── Material for this task ──

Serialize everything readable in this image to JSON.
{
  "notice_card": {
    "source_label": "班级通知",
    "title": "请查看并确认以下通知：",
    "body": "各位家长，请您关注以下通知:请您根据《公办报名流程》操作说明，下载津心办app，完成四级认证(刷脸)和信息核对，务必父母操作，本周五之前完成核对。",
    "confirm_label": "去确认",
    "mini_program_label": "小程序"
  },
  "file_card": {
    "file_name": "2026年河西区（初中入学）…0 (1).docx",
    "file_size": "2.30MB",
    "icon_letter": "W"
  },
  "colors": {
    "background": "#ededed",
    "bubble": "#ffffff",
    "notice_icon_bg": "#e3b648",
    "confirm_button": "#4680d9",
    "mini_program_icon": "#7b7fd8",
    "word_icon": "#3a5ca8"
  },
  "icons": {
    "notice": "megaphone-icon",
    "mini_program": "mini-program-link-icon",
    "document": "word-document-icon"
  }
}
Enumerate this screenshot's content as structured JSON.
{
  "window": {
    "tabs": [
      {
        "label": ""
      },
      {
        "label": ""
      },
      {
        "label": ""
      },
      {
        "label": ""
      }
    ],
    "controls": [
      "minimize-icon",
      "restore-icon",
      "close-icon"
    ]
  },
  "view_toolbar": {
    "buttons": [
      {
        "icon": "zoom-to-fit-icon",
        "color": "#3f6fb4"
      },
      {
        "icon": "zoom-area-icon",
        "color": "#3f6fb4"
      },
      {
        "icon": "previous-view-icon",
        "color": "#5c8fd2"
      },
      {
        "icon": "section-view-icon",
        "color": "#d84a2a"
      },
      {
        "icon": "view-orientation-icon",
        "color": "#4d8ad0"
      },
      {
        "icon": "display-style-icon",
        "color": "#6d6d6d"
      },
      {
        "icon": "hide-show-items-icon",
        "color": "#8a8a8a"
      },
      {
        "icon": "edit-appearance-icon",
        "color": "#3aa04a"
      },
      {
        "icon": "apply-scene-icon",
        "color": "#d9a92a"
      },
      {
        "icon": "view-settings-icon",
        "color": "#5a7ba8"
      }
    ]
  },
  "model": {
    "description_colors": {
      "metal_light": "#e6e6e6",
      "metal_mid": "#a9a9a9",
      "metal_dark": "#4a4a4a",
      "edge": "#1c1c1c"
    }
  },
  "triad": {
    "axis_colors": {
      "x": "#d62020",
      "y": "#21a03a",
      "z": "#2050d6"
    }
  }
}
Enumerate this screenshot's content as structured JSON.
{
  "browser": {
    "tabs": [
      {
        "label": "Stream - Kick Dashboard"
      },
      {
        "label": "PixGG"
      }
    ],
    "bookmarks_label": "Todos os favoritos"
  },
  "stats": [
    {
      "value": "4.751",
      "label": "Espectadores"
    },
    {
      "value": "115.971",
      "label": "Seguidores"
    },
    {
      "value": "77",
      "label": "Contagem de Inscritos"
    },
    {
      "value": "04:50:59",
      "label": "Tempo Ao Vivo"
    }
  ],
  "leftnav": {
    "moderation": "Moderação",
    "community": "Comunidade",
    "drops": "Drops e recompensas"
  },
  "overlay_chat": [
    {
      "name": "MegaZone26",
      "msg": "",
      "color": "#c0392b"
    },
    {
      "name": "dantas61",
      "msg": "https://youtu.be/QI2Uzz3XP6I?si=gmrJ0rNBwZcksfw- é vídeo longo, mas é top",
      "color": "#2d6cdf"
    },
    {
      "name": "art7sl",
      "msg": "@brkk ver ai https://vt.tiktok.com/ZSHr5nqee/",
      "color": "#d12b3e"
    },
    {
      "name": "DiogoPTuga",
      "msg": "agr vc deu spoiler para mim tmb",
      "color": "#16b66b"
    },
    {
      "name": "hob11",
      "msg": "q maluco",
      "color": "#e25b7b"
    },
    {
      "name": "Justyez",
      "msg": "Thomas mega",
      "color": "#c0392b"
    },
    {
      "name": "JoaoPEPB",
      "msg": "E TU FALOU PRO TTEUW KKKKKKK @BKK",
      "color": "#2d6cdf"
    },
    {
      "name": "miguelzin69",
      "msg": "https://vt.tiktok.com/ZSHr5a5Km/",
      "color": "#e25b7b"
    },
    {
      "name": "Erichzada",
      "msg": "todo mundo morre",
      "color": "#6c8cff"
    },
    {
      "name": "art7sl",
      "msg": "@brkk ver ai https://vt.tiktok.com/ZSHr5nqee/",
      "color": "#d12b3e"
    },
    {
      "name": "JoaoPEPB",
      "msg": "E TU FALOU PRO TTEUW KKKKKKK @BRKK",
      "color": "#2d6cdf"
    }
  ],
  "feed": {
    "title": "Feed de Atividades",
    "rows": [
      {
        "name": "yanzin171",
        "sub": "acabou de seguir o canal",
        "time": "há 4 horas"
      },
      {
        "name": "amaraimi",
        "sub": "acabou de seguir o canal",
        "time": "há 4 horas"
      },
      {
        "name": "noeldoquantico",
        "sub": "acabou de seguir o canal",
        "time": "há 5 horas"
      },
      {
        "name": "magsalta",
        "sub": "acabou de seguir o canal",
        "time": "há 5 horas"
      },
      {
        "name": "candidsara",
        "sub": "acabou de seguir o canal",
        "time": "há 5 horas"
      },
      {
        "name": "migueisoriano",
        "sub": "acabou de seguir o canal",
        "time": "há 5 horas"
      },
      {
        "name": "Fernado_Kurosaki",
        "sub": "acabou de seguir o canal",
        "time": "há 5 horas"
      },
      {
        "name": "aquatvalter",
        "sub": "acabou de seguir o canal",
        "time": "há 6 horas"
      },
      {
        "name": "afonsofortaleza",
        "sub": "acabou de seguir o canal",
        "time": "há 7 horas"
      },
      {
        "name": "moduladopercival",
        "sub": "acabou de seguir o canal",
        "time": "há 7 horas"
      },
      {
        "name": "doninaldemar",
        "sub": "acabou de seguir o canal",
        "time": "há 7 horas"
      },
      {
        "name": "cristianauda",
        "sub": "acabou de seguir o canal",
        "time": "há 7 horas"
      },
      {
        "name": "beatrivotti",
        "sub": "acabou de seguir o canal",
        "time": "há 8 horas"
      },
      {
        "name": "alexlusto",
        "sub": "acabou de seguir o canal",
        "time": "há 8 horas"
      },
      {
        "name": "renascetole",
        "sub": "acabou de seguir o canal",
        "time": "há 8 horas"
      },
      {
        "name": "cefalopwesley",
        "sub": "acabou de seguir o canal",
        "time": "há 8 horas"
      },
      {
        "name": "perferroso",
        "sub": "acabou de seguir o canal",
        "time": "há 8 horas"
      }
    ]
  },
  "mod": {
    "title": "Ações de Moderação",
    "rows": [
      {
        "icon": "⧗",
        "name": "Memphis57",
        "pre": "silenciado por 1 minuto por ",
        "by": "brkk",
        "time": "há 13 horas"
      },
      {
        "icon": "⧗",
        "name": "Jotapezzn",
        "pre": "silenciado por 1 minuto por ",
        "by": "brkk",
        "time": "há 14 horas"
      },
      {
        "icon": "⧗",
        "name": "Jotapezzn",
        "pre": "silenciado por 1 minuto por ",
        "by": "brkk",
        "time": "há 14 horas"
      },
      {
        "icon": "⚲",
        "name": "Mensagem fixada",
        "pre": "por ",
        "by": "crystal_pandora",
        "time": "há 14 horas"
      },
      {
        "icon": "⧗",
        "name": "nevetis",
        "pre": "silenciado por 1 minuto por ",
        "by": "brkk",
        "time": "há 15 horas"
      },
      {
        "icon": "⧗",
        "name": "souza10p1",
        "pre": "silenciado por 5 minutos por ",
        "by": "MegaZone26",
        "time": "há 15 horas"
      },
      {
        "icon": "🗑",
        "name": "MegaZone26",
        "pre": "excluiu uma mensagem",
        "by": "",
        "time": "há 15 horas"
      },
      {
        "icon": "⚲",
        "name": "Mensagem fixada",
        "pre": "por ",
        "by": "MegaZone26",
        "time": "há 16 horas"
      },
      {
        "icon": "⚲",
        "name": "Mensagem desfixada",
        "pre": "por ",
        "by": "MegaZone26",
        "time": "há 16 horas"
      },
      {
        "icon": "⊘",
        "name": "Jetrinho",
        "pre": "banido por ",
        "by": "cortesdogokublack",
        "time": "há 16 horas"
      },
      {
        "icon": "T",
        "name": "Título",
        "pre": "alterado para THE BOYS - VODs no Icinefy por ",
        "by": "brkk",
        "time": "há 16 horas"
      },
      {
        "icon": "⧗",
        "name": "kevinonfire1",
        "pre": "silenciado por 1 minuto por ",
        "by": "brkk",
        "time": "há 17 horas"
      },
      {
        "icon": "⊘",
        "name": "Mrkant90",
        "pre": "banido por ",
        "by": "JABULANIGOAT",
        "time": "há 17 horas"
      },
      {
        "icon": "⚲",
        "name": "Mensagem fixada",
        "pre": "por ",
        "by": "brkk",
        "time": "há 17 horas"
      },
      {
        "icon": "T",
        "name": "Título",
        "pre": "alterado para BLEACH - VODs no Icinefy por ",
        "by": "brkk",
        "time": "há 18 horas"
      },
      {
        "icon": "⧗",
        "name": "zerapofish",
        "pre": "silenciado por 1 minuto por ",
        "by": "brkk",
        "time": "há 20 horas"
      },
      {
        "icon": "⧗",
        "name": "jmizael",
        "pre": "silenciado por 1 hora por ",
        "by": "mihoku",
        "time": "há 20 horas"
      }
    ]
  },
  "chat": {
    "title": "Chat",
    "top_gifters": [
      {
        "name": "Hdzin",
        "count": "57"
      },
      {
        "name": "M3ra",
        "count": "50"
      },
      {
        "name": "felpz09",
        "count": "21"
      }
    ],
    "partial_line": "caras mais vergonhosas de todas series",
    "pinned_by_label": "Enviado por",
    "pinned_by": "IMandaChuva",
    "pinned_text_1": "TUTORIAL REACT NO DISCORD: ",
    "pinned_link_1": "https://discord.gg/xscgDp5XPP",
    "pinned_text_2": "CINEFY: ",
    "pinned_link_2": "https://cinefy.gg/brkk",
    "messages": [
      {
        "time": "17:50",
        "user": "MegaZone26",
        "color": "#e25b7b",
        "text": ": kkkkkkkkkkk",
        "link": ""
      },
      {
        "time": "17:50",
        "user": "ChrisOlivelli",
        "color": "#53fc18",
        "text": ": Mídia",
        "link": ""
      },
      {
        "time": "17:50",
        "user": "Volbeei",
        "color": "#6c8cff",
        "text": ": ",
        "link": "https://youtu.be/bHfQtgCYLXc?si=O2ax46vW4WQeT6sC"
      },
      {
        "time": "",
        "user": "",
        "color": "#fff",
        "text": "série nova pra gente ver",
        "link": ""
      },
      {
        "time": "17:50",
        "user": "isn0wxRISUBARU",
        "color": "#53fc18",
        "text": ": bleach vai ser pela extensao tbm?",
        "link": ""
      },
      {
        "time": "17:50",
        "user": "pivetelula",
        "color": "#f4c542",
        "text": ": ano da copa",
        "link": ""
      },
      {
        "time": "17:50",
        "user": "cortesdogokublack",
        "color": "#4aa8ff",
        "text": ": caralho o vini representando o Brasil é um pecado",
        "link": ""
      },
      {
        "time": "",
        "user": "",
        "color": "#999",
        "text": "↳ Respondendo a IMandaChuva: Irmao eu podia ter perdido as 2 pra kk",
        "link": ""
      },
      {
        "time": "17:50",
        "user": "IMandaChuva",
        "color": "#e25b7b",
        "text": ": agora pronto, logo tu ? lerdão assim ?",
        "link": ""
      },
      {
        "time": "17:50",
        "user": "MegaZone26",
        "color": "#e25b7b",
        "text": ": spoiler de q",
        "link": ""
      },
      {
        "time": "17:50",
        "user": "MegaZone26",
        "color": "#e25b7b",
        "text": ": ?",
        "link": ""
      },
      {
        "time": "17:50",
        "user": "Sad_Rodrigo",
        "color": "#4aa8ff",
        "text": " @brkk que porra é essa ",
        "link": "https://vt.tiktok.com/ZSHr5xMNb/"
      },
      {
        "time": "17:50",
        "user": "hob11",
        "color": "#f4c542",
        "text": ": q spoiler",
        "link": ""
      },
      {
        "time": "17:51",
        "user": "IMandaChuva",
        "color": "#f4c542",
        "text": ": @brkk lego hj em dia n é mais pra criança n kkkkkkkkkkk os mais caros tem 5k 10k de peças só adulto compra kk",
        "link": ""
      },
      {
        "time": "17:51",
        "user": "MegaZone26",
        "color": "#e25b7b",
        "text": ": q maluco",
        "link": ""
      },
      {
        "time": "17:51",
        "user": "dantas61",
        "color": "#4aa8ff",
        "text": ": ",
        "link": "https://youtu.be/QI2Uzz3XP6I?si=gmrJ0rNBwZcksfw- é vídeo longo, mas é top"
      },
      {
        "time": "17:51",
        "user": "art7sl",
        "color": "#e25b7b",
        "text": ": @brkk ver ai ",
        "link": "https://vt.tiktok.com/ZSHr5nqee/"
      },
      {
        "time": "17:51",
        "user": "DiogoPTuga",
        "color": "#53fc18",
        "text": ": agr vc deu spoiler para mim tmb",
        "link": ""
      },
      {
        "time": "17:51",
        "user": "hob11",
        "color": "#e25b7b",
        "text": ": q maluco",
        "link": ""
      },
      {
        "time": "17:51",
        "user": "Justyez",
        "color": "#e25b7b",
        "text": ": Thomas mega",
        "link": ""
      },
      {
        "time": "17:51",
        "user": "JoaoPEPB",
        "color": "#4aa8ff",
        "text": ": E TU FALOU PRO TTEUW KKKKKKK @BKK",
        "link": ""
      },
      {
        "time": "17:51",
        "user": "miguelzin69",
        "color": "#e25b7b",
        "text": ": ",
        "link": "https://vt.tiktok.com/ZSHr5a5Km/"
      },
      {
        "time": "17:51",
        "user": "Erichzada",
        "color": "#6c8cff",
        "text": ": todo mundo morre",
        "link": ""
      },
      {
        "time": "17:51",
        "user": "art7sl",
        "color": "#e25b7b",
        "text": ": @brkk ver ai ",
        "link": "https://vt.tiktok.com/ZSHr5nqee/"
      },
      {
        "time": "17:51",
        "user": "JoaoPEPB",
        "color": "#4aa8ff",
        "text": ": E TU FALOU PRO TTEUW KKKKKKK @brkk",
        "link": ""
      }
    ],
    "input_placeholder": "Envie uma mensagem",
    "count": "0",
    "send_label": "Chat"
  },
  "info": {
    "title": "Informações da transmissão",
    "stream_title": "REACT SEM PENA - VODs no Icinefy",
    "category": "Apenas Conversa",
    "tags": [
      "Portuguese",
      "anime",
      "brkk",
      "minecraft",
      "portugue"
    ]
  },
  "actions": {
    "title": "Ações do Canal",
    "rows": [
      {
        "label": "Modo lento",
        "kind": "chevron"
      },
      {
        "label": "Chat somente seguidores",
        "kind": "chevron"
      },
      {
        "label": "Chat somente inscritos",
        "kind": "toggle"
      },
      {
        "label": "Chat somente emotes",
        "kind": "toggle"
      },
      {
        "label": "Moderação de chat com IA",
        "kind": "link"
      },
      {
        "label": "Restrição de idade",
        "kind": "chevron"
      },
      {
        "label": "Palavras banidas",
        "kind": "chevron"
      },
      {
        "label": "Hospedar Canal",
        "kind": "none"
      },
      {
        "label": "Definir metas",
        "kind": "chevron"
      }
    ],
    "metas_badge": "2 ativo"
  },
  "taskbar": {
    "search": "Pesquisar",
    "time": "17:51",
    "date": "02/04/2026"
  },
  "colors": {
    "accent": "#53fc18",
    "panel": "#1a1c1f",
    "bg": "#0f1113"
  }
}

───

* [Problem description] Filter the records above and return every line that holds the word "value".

* [Output of the exercise]
      "value": "4.751",
      "value": "115.971",
      "value": "77",
      "value": "04:50:59",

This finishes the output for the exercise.